To overcome this difficulty, a new company, known as Commercial X-rays, Ltd., Power Road, Chiswick, London, W.4, has instituted a service whereby manufacturers may send their products for examination by fully qualified metallurgists using X-ray apparatus specially adapted for commercial work. The service is organized on a sound technical basis, whilst promptness and the requirements ofr quantity production have been taken into careful consideration.
The reports issued by the company's metallurgists are of special value in indicating clearly not only the nature of faults in materials, but their position and the liability to cause failure Or excessive wear.
By simple treatment of prepared samples, it is possible, for example, to locate the exact point in a welding process at which an elusive flaw has set in. With the average alloy casting; the skilled radiologist can quickly indicate where alterations could be effected to secure economies in production.
The X-ray test of materials and components, is, it is claimed, the only practical means for detecting faults without destruction of the parts, either by cutting the metal or subjecting it to a stress which may well alter its characteristics.
r The apparatus installed by Commercial X-rays, Ltd., at its Chiswick headquarters will penetrate steel to a depth of 4 ins. In addition to obtaining. X-ray photographs of the samples submitted, visual inspection of small parts can be effected by a screening unit.
The company is in a position to supply the necessary X-ray apparatus to manufacturing concerns. Its primary object is, however, to maintain an efficient service whereby the small manufacturer can, at little cost, gain the advantages of modern research methods hitherto available only at a prohibitive price. A.R.O. EAST LANCS. OFFICIALS ELECTED.
At a recent general meeting of A.R.O. East Lancashire Area, Mr. Reginald Hindley, F.S.A.A., was elected chairman of the area committee, member of the national hauliers' sectional board and member of the National Council. Mr. W. J. Allen was elected to the national hauliers' sectional board and Mr. B. Winterbottom was appointed area hon. secretary for the fifth year. Members of the area committee are now as follow:—
Adeesrs. H. Hargreaves (Shawl, W. Tweedsle (Rochdale), B. W. Wmterbottona IStalybridge), E. Wilde (Denton) H. Proctor (Hyde) A. Allen
• (Stalyhridge), i,ord (Baeapj, 3.1711'. Pearson (Oldham), F. Bennett (Sale), E. Knowles (Bolton), 11. Bsndley (Manchester), W. Allen (Trafford Park), C. A. nodgkinson (Atherton), A. Lloyd (Trafford Park), W. P. Txribeli (Mobberley) and F. W. Bowie (Hale).
B.R.F. Call for Better Roads.
An eight-page leaflet dealing with the subject of national motor roads is to be circulated by the B.R.F. with 20,000 copies of its monthly journal. The case for special roads is put clearly, and the section dealing with the financial aspect of such a scheme puts forward certain suggestions whereby the cost might, without hardship, be spread over a number of years.

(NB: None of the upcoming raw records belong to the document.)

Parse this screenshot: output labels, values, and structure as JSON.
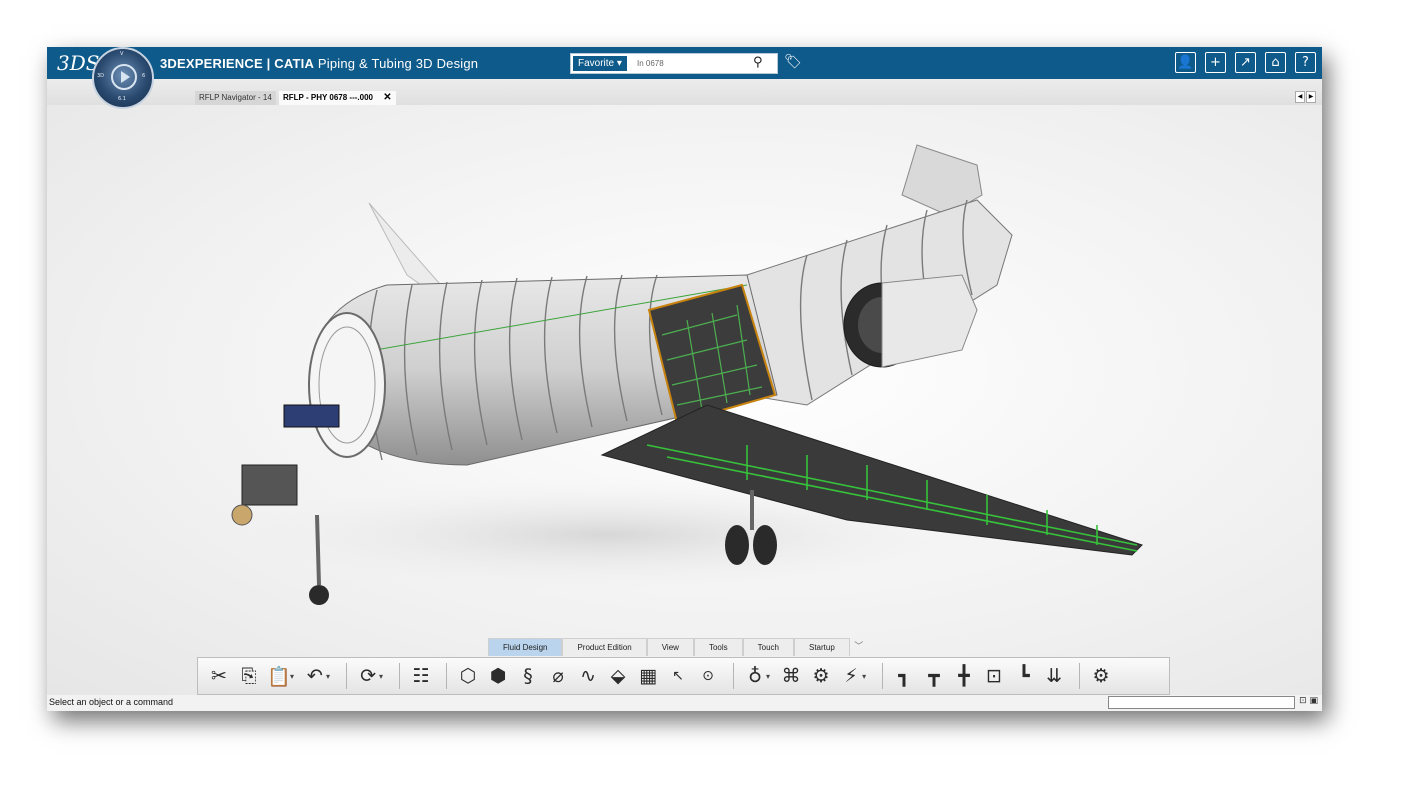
{
  "app": {
    "brand_logo": "3DS",
    "compass_labels": {
      "n": "V",
      "w": "3D",
      "e": "6",
      "s": "6.1"
    },
    "title_brand": "3DEXPERIENCE | CATIA",
    "title_app": "Piping & Tubing 3D Design"
  },
  "search": {
    "scope_label": "Favorite",
    "value": "In 0678",
    "search_icon": "search-icon",
    "tag_icon": "tag-icon"
  },
  "top_icons": [
    "user-icon",
    "add-icon",
    "share-icon",
    "home-icon",
    "help-icon"
  ],
  "top_icon_glyphs": [
    "👤",
    "+",
    "↗",
    "⌂",
    "?"
  ],
  "tabs": [
    {
      "label": "RFLP Navigator - 14"
    },
    {
      "label": "RFLP - PHY 0678 ---.000",
      "close": "✕"
    }
  ],
  "ribbon_tabs": [
    "Fluid Design",
    "Product Edition",
    "View",
    "Tools",
    "Touch",
    "Startup"
  ],
  "toolbar_icons": [
    "cut-icon",
    "copy-icon",
    "paste-icon",
    "undo-icon",
    "update-icon",
    "tree-icon",
    "pipe-icon",
    "tube-icon",
    "spring-pipe-icon",
    "bent-pipe-icon",
    "route-icon",
    "part-icon",
    "spec-icon",
    "select-icon",
    "next-icon",
    "route-tool-icon",
    "network-icon",
    "connect-icon",
    "flow-icon",
    "branch-icon",
    "spool-icon",
    "split-icon",
    "catalog-icon",
    "break-icon",
    "sort-icon",
    "settings-icon"
  ],
  "status": {
    "message": "Select an object or a command",
    "command_value": ""
  },
  "colors": {
    "brand_blue": "#0e5a8a",
    "active_tab": "#b9d4ec",
    "wing_panels": "#2e8b2e",
    "orange_outline": "#c8830f"
  }
}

The way in which other countries are developing their roads on a national basis is also described, and the benefits of the scheme are made abundantly clear.
Operators Should Pool Resources.
Possibilities of local amalgamations or working agreements between small operators, when competing against strong rivals, were discussed by Mr.
. W. Sewill, national director of A.R.O., at a meeting of the Association, at Hull, last week He suggested that big advantages might be gained by small operators pooling their resources.
The meeting unanimously adopted a resolution urging the amendment of the Road Traffic Act and the Roadand Rail Traffic Act to remove unnecessary and irksome conditions imposed on road operators.
Prosecutions for Short Measure, The County Councils Association is again drawing the attention of the Board of Trade to the fact that proceedings cannot be instituted under the Weights and Measures Acts for short measure in the sale of petrol. In the opinion of the Association, this anomaly illustrates the need for revision of the law relating to weights and measures.
Lecture Plan for A.R.O. Members.
Plans for the organization of lectures to Yorkshire members of A.R.O. are under consideration. Tt is suggested that the lectures should be begun after the holiday season. The syllabus would include talks by experts on such subjects as hook-keeping, costing, rates and legal matters.